[Stored entries]
Segment Open

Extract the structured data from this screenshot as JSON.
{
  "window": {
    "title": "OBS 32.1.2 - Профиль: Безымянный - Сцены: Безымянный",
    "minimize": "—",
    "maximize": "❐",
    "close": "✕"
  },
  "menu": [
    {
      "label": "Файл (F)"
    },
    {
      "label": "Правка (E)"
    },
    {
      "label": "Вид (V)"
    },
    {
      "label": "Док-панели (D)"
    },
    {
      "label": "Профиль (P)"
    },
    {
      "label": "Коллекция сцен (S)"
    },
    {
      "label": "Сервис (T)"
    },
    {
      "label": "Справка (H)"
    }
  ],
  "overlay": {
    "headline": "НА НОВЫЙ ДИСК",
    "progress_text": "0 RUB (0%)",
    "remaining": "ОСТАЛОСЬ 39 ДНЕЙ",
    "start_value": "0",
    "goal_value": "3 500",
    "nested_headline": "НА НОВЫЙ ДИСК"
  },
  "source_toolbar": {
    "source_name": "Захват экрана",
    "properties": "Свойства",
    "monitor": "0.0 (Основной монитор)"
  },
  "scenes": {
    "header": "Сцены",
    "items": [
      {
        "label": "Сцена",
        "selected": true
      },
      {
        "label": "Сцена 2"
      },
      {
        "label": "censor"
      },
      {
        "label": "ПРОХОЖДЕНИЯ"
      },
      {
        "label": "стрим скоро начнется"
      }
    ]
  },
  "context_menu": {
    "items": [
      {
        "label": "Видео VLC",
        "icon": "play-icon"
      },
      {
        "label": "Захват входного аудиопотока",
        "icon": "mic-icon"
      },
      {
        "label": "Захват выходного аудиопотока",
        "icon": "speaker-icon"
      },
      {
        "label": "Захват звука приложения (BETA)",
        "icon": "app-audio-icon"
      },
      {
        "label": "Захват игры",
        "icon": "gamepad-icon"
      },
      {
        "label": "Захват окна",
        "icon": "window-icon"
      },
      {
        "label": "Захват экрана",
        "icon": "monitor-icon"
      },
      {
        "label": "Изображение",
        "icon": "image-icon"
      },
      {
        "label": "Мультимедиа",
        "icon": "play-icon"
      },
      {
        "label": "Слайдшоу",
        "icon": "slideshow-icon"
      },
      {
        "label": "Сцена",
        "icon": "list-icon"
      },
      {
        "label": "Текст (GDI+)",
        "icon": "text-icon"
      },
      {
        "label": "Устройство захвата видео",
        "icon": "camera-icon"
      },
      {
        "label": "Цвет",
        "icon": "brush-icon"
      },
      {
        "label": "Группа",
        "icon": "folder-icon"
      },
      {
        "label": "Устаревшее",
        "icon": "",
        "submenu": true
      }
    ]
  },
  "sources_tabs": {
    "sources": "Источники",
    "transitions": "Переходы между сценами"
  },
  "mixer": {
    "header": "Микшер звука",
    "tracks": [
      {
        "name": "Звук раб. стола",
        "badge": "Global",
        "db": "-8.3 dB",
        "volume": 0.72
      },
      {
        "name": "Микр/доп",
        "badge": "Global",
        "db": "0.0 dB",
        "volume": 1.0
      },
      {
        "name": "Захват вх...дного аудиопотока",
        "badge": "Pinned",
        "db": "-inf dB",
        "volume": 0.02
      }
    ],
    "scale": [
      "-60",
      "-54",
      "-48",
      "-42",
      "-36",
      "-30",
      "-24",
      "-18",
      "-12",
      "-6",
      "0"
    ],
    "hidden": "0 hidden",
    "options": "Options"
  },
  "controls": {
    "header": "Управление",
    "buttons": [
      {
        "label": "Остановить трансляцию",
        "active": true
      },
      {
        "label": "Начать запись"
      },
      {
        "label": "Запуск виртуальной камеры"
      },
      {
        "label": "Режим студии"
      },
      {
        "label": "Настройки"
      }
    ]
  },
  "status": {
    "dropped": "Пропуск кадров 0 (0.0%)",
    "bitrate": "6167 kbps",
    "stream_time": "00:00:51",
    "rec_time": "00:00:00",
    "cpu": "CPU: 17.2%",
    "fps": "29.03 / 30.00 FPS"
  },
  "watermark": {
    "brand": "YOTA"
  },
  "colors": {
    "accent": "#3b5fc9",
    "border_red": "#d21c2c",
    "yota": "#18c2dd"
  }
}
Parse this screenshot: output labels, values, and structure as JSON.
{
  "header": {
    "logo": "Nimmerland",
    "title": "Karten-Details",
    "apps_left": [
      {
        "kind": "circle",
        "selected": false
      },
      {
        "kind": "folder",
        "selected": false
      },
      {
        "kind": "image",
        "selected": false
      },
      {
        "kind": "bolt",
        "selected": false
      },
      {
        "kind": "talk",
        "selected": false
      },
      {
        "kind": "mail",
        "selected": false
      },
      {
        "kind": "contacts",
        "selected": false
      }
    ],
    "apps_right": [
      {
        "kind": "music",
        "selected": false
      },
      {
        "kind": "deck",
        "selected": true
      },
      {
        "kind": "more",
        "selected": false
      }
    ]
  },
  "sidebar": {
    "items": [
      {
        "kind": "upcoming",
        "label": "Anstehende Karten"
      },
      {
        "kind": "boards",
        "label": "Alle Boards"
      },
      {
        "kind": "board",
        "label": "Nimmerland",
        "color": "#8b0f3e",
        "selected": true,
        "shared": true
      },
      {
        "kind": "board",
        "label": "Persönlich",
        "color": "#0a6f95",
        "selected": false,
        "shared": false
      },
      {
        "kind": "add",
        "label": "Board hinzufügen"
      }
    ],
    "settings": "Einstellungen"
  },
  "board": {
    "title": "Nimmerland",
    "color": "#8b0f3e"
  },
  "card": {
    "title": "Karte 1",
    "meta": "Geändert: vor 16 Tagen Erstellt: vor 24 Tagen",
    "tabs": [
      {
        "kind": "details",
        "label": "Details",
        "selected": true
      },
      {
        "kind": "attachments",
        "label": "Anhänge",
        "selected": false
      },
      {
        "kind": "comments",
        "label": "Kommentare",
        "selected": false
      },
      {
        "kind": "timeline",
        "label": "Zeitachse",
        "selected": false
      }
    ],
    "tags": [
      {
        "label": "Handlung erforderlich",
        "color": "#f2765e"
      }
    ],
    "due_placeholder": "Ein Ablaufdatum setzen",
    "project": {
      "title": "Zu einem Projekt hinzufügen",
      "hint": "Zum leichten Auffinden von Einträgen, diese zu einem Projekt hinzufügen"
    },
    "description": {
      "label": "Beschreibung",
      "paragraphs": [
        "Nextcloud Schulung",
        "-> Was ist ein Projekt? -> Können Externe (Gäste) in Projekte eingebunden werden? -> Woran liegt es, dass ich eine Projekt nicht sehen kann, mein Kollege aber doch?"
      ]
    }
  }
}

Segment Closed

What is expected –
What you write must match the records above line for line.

Answer for this exercise –
Extract the structured data from this screenshot as JSON.
{
  "window": {
    "title": "OBS 32.1.2 - Профиль: Безымянный - Сцены: Безымянный",
    "minimize": "—",
    "maximize": "❐",
    "close": "✕"
  },
  "menu": [
    {
      "label": "Файл (F)"
    },
    {
      "label": "Правка (E)"
    },
    {
      "label": "Вид (V)"
    },
    {
      "label": "Док-панели (D)"
    },
    {
      "label": "Профиль (P)"
    },
    {
      "label": "Коллекция сцен (S)"
    },
    {
      "label": "Сервис (T)"
    },
    {
      "label": "Справка (H)"
    }
  ],
  "overlay": {
    "headline": "НА НОВЫЙ ДИСК",
    "progress_text": "0 RUB (0%)",
    "remaining": "ОСТАЛОСЬ 39 ДНЕЙ",
    "start_value": "0",
    "goal_value": "3 500",
    "nested_headline": "НА НОВЫЙ ДИСК"
  },
  "source_toolbar": {
    "source_name": "Захват экрана",
    "properties": "Свойства",
    "monitor": "0.0 (Основной монитор)"
  },
  "scenes": {
    "header": "Сцены",
    "items": [
      {
        "label": "Сцена",
        "selected": true
      },
      {
        "label": "Сцена 2"
      },
      {
        "label": "censor"
      },
      {
        "label": "ПРОХОЖДЕНИЯ"
      },
      {
        "label": "стрим скоро начнется"
      }
    ]
  },
  "context_menu": {
    "items": [
      {
        "label": "Видео VLC",
        "icon": "play-icon"
      },
      {
        "label": "Захват входного аудиопотока",
        "icon": "mic-icon"
      },
      {
        "label": "Захват выходного аудиопотока",
        "icon": "speaker-icon"
      },
      {
        "label": "Захват звука приложения (BETA)",
        "icon": "app-audio-icon"
      },
      {
        "label": "Захват игры",
        "icon": "gamepad-icon"
      },
      {
        "label": "Захват окна",
        "icon": "window-icon"
      },
      {
        "label": "Захват экрана",
        "icon": "monitor-icon"
      },
      {
        "label": "Изображение",
        "icon": "image-icon"
      },
      {
        "label": "Мультимедиа",
        "icon": "play-icon"
      },
      {
        "label": "Слайдшоу",
        "icon": "slideshow-icon"
      },
      {
        "label": "Сцена",
        "icon": "list-icon"
      },
      {
        "label": "Текст (GDI+)",
        "icon": "text-icon"
      },
      {
        "label": "Устройство захвата видео",
        "icon": "camera-icon"
      },
      {
        "label": "Цвет",
        "icon": "brush-icon"
      },
      {
        "label": "Группа",
        "icon": "folder-icon"
      },
      {
        "label": "Устаревшее",
        "icon": "",
        "submenu": true
      }
    ]
  },
  "sources_tabs": {
    "sources": "Источники",
    "transitions": "Переходы между сценами"
  },
  "mixer": {
    "header": "Микшер звука",
    "tracks": [
      {
        "name": "Звук раб. стола",
        "badge": "Global",
        "db": "-8.3 dB",
        "volume": 0.72
      },
      {
        "name": "Микр/доп",
        "badge": "Global",
        "db": "0.0 dB",
        "volume": 1.0
      },
      {
        "name": "Захват вх...дного аудиопотока",
        "badge": "Pinned",
        "db": "-inf dB",
        "volume": 0.02
      }
    ],
    "scale": [
      "-60",
      "-54",
      "-48",
      "-42",
      "-36",
      "-30",
      "-24",
      "-18",
      "-12",
      "-6",
      "0"
    ],
    "hidden": "0 hidden",
    "options": "Options"
  },
  "controls": {
    "header": "Управление",
    "buttons": [
      {
        "label": "Остановить трансляцию",
        "active": true
      },
      {
        "label": "Начать запись"
      },
      {
        "label": "Запуск виртуальной камеры"
      },
      {
        "label": "Режим студии"
      },
      {
        "label": "Настройки"
      }
    ]
  },
  "status": {
    "dropped": "Пропуск кадров 0 (0.0%)",
    "bitrate": "6167 kbps",
    "stream_time": "00:00:51",
    "rec_time": "00:00:00",
    "cpu": "CPU: 17.2%",
    "fps": "29.03 / 30.00 FPS"
  },
  "watermark": {
    "brand": "YOTA"
  },
  "colors": {
    "accent": "#3b5fc9",
    "border_red": "#d21c2c",
    "yota": "#18c2dd"
  }
}
Parse this screenshot: output labels, values, and structure as JSON.
{
  "header": {
    "logo": "Nimmerland",
    "title": "Karten-Details",
    "apps_left": [
      {
        "kind": "circle",
        "selected": false
      },
      {
        "kind": "folder",
        "selected": false
      },
      {
        "kind": "image",
        "selected": false
      },
      {
        "kind": "bolt",
        "selected": false
      },
      {
        "kind": "talk",
        "selected": false
      },
      {
        "kind": "mail",
        "selected": false
      },
      {
        "kind": "contacts",
        "selected": false
      }
    ],
    "apps_right": [
      {
        "kind": "music",
        "selected": false
      },
      {
        "kind": "deck",
        "selected": true
      },
      {
        "kind": "more",
        "selected": false
      }
    ]
  },
  "sidebar": {
    "items": [
      {
        "kind": "upcoming",
        "label": "Anstehende Karten"
      },
      {
        "kind": "boards",
        "label": "Alle Boards"
      },
      {
        "kind": "board",
        "label": "Nimmerland",
        "color": "#8b0f3e",
        "selected": true,
        "shared": true
      },
      {
        "kind": "board",
        "label": "Persönlich",
        "color": "#0a6f95",
        "selected": false,
        "shared": false
      },
      {
        "kind": "add",
        "label": "Board hinzufügen"
      }
    ],
    "settings": "Einstellungen"
  },
  "board": {
    "title": "Nimmerland",
    "color": "#8b0f3e"
  },
  "card": {
    "title": "Karte 1",
    "meta": "Geändert: vor 16 Tagen Erstellt: vor 24 Tagen",
    "tabs": [
      {
        "kind": "details",
        "label": "Details",
        "selected": true
      },
      {
        "kind": "attachments",
        "label": "Anhänge",
        "selected": false
      },
      {
        "kind": "comments",
        "label": "Kommentare",
        "selected": false
      },
      {
        "kind": "timeline",
        "label": "Zeitachse",
        "selected": false
      }
    ],
    "tags": [
      {
        "label": "Handlung erforderlich",
        "color": "#f2765e"
      }
    ],
    "due_placeholder": "Ein Ablaufdatum setzen",
    "project": {
      "title": "Zu einem Projekt hinzufügen",
      "hint": "Zum leichten Auffinden von Einträgen, diese zu einem Projekt hinzufügen"
    },
    "description": {
      "label": "Beschreibung",
      "paragraphs": [
        "Nextcloud Schulung",
        "-> Was ist ein Projekt? -> Können Externe (Gäste) in Projekte eingebunden werden? -> Woran liegt es, dass ich eine Projekt nicht sehen kann, mein Kollege aber doch?"
      ]
    }
  }
}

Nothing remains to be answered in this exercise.